*** Opening EXTRACTED ENTRIES ***

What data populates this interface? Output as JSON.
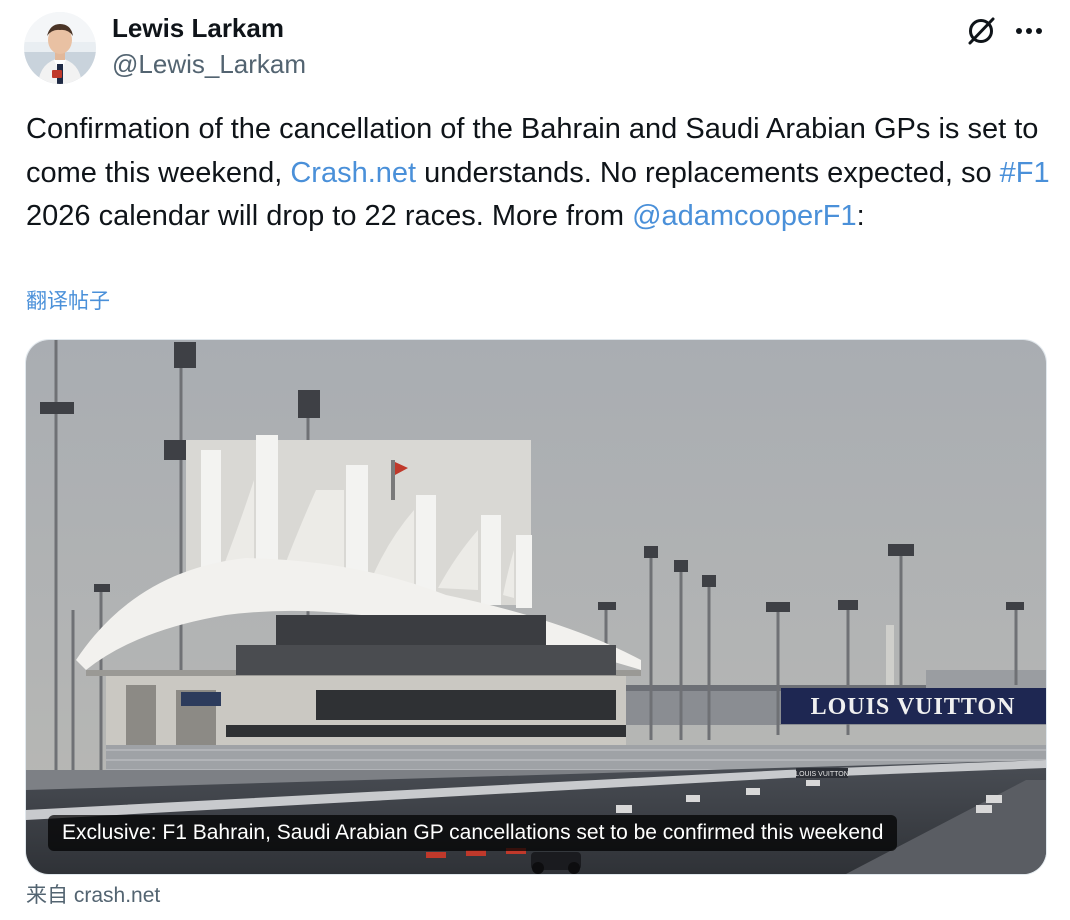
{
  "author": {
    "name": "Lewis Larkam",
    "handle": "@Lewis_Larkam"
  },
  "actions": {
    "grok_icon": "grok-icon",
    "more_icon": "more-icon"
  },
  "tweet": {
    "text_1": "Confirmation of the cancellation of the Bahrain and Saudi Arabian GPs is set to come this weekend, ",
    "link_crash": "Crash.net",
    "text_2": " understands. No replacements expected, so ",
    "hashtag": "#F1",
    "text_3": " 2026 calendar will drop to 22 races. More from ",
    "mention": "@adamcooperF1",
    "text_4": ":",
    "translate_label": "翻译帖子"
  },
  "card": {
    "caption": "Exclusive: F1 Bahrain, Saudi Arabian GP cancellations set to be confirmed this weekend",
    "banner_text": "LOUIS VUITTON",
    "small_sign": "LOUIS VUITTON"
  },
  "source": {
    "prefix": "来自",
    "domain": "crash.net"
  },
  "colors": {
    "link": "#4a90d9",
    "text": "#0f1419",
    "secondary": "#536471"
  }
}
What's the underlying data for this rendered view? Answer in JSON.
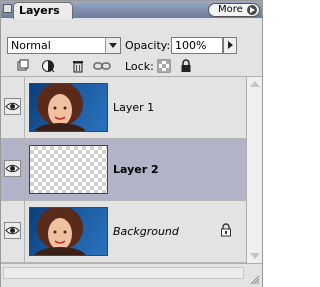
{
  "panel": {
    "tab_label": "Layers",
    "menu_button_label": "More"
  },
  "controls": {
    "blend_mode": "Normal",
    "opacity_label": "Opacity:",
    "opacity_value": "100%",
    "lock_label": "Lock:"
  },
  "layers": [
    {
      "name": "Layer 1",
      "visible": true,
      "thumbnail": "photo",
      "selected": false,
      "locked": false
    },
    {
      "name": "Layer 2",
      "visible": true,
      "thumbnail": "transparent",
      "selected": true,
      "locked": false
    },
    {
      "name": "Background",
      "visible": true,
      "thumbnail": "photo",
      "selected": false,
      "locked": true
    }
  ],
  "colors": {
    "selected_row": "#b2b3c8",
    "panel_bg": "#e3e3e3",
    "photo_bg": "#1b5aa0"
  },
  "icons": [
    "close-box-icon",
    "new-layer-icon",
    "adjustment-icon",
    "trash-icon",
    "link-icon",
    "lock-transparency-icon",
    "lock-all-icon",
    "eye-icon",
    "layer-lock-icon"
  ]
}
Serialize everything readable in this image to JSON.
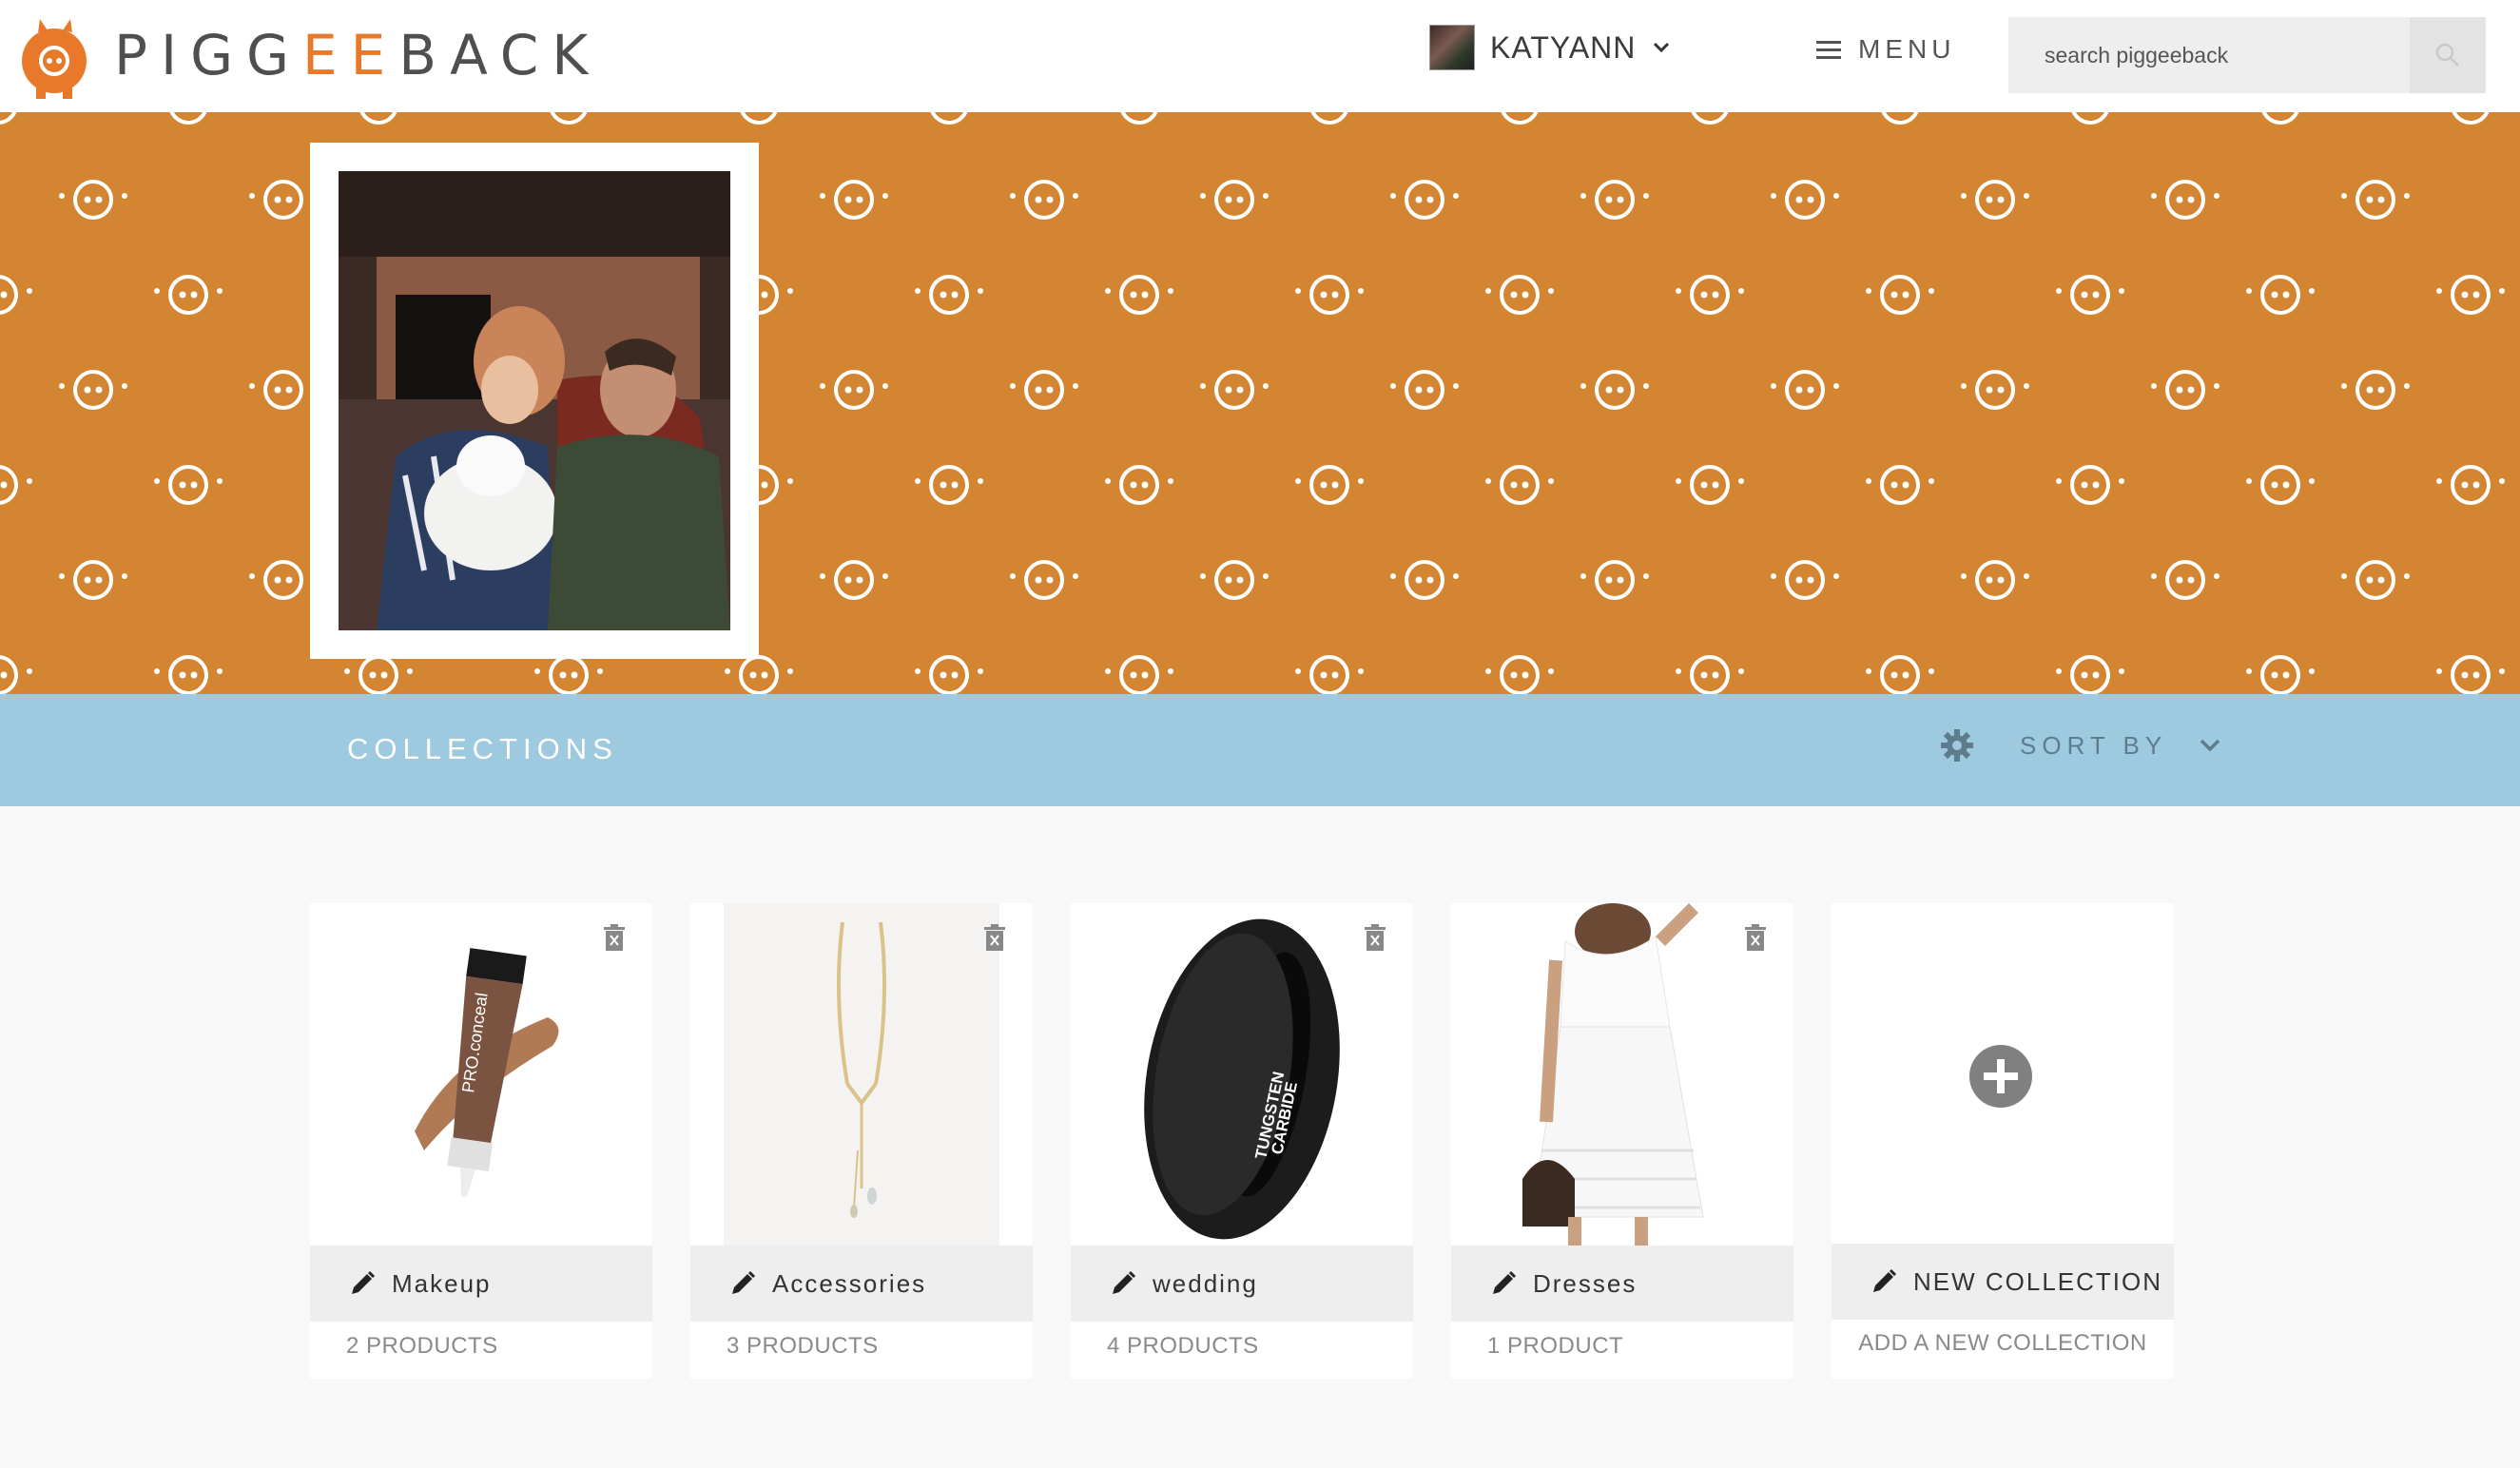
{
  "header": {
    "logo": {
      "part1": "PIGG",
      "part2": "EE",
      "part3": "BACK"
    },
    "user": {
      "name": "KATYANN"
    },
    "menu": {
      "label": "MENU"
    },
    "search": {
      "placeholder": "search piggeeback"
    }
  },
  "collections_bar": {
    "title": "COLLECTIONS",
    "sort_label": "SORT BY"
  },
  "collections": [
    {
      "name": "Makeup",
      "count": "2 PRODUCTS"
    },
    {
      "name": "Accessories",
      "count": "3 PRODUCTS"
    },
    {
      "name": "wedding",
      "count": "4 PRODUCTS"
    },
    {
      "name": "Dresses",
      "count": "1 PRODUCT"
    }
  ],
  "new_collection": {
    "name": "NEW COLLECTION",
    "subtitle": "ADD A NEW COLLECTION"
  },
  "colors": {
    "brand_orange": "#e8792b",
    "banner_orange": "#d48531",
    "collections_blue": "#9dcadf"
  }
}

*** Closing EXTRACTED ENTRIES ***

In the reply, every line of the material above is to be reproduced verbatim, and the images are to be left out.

What data populates this interface? Output as JSON.
{
  "author": {
    "name": "Lewis Larkam",
    "handle": "@Lewis_Larkam"
  },
  "actions": {
    "grok_icon": "grok-icon",
    "more_icon": "more-icon"
  },
  "tweet": {
    "text_1": "Confirmation of the cancellation of the Bahrain and Saudi Arabian GPs is set to come this weekend, ",
    "link_crash": "Crash.net",
    "text_2": " understands. No replacements expected, so ",
    "hashtag": "#F1",
    "text_3": " 2026 calendar will drop to 22 races. More from ",
    "mention": "@adamcooperF1",
    "text_4": ":",
    "translate_label": "翻译帖子"
  },
  "card": {
    "caption": "Exclusive: F1 Bahrain, Saudi Arabian GP cancellations set to be confirmed this weekend",
    "banner_text": "LOUIS VUITTON",
    "small_sign": "LOUIS VUITTON"
  },
  "source": {
    "prefix": "来自",
    "domain": "crash.net"
  },
  "colors": {
    "link": "#4a90d9",
    "text": "#0f1419",
    "secondary": "#536471"
  }
}
What's the underlying data for this rendered view? Answer in JSON.
{
  "panel": {
    "tab_label": "Layers",
    "menu_button_label": "More"
  },
  "controls": {
    "blend_mode": "Normal",
    "opacity_label": "Opacity:",
    "opacity_value": "100%",
    "lock_label": "Lock:"
  },
  "layers": [
    {
      "name": "Layer 1",
      "visible": true,
      "thumbnail": "photo",
      "selected": false,
      "locked": false
    },
    {
      "name": "Layer 2",
      "visible": true,
      "thumbnail": "transparent",
      "selected": true,
      "locked": false
    },
    {
      "name": "Background",
      "visible": true,
      "thumbnail": "photo",
      "selected": false,
      "locked": true
    }
  ],
  "colors": {
    "selected_row": "#b2b3c8",
    "panel_bg": "#e3e3e3",
    "photo_bg": "#1b5aa0"
  },
  "icons": [
    "close-box-icon",
    "new-layer-icon",
    "adjustment-icon",
    "trash-icon",
    "link-icon",
    "lock-transparency-icon",
    "lock-all-icon",
    "eye-icon",
    "layer-lock-icon"
  ]
}
Serialize everything readable in this image to JSON.
{
  "header": {
    "logo": {
      "part1": "PIGG",
      "part2": "EE",
      "part3": "BACK"
    },
    "user": {
      "name": "KATYANN"
    },
    "menu": {
      "label": "MENU"
    },
    "search": {
      "placeholder": "search piggeeback"
    }
  },
  "collections_bar": {
    "title": "COLLECTIONS",
    "sort_label": "SORT BY"
  },
  "collections": [
    {
      "name": "Makeup",
      "count": "2 PRODUCTS"
    },
    {
      "name": "Accessories",
      "count": "3 PRODUCTS"
    },
    {
      "name": "wedding",
      "count": "4 PRODUCTS"
    },
    {
      "name": "Dresses",
      "count": "1 PRODUCT"
    }
  ],
  "new_collection": {
    "name": "NEW COLLECTION",
    "subtitle": "ADD A NEW COLLECTION"
  },
  "colors": {
    "brand_orange": "#e8792b",
    "banner_orange": "#d48531",
    "collections_blue": "#9dcadf"
  }
}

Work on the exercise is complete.